I have a lot of things I want to write. Novels. Stage plays. Screenplays. Nonfiction.
I have the time and freedom to write these things, but the opportunity is not open-ended. I need to take advantage of this moment, even if it means making a lot of compromises in my life and giving up on other things I’d hoped and planned for.
All I know is that if I don’t do this I’ll regret it, and I work very hard to make sure I don’t have regrets.
There are no guarantees, of course. I could complete all of the drafts I hope to write in the next nine months and have nothing salable — either because the market isn’t there, or because what I’ve written is not very good. But if the choice right now is between relying on myself and counting on others, that’s not a hard choice to make.
I’ll still keep blogging. I’ll still keep an eye on the industry. But in general I think I’m up to speed on the big issues, and that most of what’s happening in publishing will sort itself out without my involvement.
The good news, and it’s very good news from my point of view, is that even as the market value of writing heads toward zero, the opportunities to reach readers directly keep growing. To the extent that a viable business model may not currently exist, worrying about business models before I have content to sell seems a bit misplaced.
The only useful convergence I’ve been able to identify seems to be spending time writing while the market continues to sort itself out. So I intend to write. A lot.
— Mark Barrett
I tend to think having great content plows right through conventional business models anyway. Great content opens doors unavailable in the average joe business model.
How is Year of the Elm doing btw?
Most of the things I’ve gotten in life have come because I followed my convictions, even when I had to do so alone. I’m not saying I’m a good writer, or that I’ll write anything anyone likes, but overall I tend to do best when I listen to myself. (After doing my homework, which is what this past year was about.)
I know some good stories, and I think I can tell them in an acceptable fashion. If there’s a market for them, all to the good. If not, at least I can die without feeling like I gave up on myself.

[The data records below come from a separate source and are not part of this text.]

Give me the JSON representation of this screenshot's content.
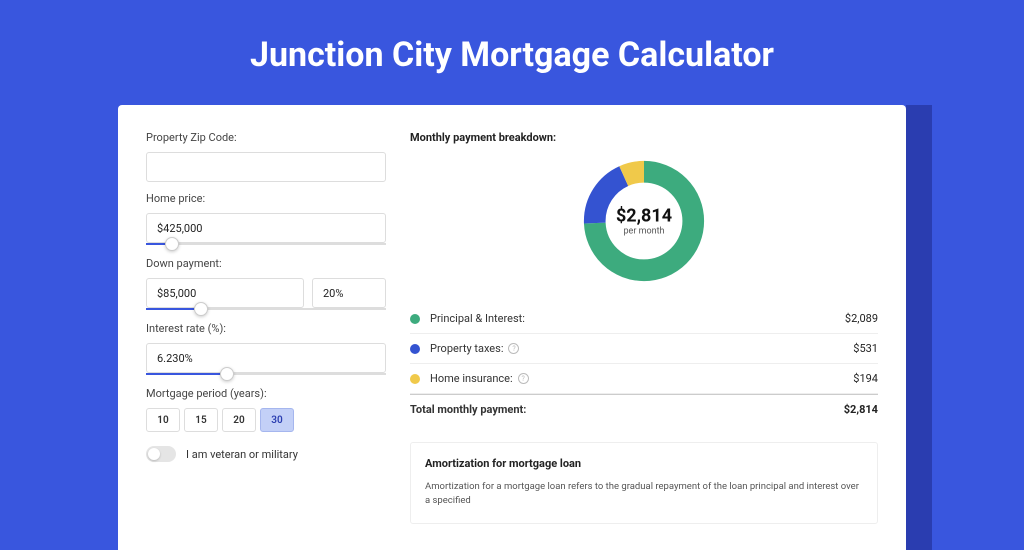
{
  "title": "Junction City Mortgage Calculator",
  "fields": {
    "zip": {
      "label": "Property Zip Code:",
      "value": ""
    },
    "price": {
      "label": "Home price:",
      "value": "$425,000"
    },
    "down": {
      "label": "Down payment:",
      "value": "$85,000",
      "pct": "20%"
    },
    "rate": {
      "label": "Interest rate (%):",
      "value": "6.230%"
    },
    "period": {
      "label": "Mortgage period (years):",
      "options": [
        "10",
        "15",
        "20",
        "30"
      ],
      "active": "30"
    },
    "veteran": {
      "label": "I am veteran or military"
    }
  },
  "breakdown": {
    "title": "Monthly payment breakdown:",
    "donut": {
      "value": "$2,814",
      "sub": "per month"
    },
    "rows": [
      {
        "label": "Principal & Interest:",
        "value": "$2,089",
        "color": "#3dab7e",
        "info": false
      },
      {
        "label": "Property taxes:",
        "value": "$531",
        "color": "#3453d1",
        "info": true
      },
      {
        "label": "Home insurance:",
        "value": "$194",
        "color": "#f0c94a",
        "info": true
      }
    ],
    "total": {
      "label": "Total monthly payment:",
      "value": "$2,814"
    }
  },
  "amort": {
    "title": "Amortization for mortgage loan",
    "text": "Amortization for a mortgage loan refers to the gradual repayment of the loan principal and interest over a specified"
  },
  "chart_data": {
    "type": "pie",
    "title": "Monthly payment breakdown",
    "series": [
      {
        "name": "Principal & Interest",
        "value": 2089,
        "color": "#3dab7e"
      },
      {
        "name": "Property taxes",
        "value": 531,
        "color": "#3453d1"
      },
      {
        "name": "Home insurance",
        "value": 194,
        "color": "#f0c94a"
      }
    ],
    "total": 2814
  }
}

As for Year of the Elm, people keep downloading the sample chapters — sometimes in odd spurts — and I never hear from any of them. 🙂
I do plan to turn it into a POD book and get it up on Amazon, so maybe that will change things.
That’s all anyone can ask for or really do, Mark. I think you have the right approach here, know the game, but the writing comes first.
I hope turning Year of the Elm into print helps. I quite enjoyed the sample chapter myself and would gladly keep going but I don’t like (read despise) reading on my computer screen.